Items from an interface collection:
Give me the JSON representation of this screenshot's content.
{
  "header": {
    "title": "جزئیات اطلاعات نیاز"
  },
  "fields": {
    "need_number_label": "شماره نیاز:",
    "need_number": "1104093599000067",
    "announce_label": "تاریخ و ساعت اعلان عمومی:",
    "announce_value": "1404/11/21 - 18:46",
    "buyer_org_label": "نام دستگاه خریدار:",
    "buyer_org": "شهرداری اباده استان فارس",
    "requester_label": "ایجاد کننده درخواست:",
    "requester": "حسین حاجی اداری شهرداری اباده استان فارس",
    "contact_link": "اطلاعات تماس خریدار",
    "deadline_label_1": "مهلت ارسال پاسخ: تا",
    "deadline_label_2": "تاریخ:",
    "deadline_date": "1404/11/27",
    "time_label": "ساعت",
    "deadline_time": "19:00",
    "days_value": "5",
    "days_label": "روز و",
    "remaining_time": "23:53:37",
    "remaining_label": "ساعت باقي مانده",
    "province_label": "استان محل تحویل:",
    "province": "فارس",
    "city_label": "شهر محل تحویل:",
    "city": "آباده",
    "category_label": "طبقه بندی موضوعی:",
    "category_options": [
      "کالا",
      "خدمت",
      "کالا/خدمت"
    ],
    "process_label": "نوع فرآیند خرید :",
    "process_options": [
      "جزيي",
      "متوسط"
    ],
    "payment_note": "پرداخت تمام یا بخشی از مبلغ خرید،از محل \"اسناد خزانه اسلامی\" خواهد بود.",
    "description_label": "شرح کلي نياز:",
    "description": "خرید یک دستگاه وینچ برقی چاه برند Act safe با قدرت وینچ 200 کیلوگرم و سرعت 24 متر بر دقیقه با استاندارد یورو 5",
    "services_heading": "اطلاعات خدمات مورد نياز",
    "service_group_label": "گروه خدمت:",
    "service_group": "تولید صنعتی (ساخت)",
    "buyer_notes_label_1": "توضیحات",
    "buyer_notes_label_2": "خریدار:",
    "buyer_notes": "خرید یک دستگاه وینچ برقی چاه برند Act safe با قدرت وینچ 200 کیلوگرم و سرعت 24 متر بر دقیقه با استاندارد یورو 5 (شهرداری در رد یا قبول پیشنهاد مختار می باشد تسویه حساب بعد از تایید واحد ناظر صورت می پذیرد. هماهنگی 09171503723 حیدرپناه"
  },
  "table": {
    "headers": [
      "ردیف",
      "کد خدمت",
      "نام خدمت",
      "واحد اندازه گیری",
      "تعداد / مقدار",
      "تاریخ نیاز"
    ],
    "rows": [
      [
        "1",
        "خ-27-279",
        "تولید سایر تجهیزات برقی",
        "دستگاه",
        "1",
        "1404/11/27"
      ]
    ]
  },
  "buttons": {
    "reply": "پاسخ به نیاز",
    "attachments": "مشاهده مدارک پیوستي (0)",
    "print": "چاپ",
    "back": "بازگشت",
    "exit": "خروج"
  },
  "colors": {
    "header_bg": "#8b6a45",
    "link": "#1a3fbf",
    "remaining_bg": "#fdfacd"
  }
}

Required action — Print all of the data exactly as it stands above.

Response box —
Give me the JSON representation of this screenshot's content.
{
  "header": {
    "title": "جزئیات اطلاعات نیاز"
  },
  "fields": {
    "need_number_label": "شماره نیاز:",
    "need_number": "1104093599000067",
    "announce_label": "تاریخ و ساعت اعلان عمومی:",
    "announce_value": "1404/11/21 - 18:46",
    "buyer_org_label": "نام دستگاه خریدار:",
    "buyer_org": "شهرداری اباده استان فارس",
    "requester_label": "ایجاد کننده درخواست:",
    "requester": "حسین حاجی اداری شهرداری اباده استان فارس",
    "contact_link": "اطلاعات تماس خریدار",
    "deadline_label_1": "مهلت ارسال پاسخ: تا",
    "deadline_label_2": "تاریخ:",
    "deadline_date": "1404/11/27",
    "time_label": "ساعت",
    "deadline_time": "19:00",
    "days_value": "5",
    "days_label": "روز و",
    "remaining_time": "23:53:37",
    "remaining_label": "ساعت باقي مانده",
    "province_label": "استان محل تحویل:",
    "province": "فارس",
    "city_label": "شهر محل تحویل:",
    "city": "آباده",
    "category_label": "طبقه بندی موضوعی:",
    "category_options": [
      "کالا",
      "خدمت",
      "کالا/خدمت"
    ],
    "process_label": "نوع فرآیند خرید :",
    "process_options": [
      "جزيي",
      "متوسط"
    ],
    "payment_note": "پرداخت تمام یا بخشی از مبلغ خرید،از محل \"اسناد خزانه اسلامی\" خواهد بود.",
    "description_label": "شرح کلي نياز:",
    "description": "خرید یک دستگاه وینچ برقی چاه برند Act safe با قدرت وینچ 200 کیلوگرم و سرعت 24 متر بر دقیقه با استاندارد یورو 5",
    "services_heading": "اطلاعات خدمات مورد نياز",
    "service_group_label": "گروه خدمت:",
    "service_group": "تولید صنعتی (ساخت)",
    "buyer_notes_label_1": "توضیحات",
    "buyer_notes_label_2": "خریدار:",
    "buyer_notes": "خرید یک دستگاه وینچ برقی چاه برند Act safe با قدرت وینچ 200 کیلوگرم و سرعت 24 متر بر دقیقه با استاندارد یورو 5 (شهرداری در رد یا قبول پیشنهاد مختار می باشد تسویه حساب بعد از تایید واحد ناظر صورت می پذیرد. هماهنگی 09171503723 حیدرپناه"
  },
  "table": {
    "headers": [
      "ردیف",
      "کد خدمت",
      "نام خدمت",
      "واحد اندازه گیری",
      "تعداد / مقدار",
      "تاریخ نیاز"
    ],
    "rows": [
      [
        "1",
        "خ-27-279",
        "تولید سایر تجهیزات برقی",
        "دستگاه",
        "1",
        "1404/11/27"
      ]
    ]
  },
  "buttons": {
    "reply": "پاسخ به نیاز",
    "attachments": "مشاهده مدارک پیوستي (0)",
    "print": "چاپ",
    "back": "بازگشت",
    "exit": "خروج"
  },
  "colors": {
    "header_bg": "#8b6a45",
    "link": "#1a3fbf",
    "remaining_bg": "#fdfacd"
  }
}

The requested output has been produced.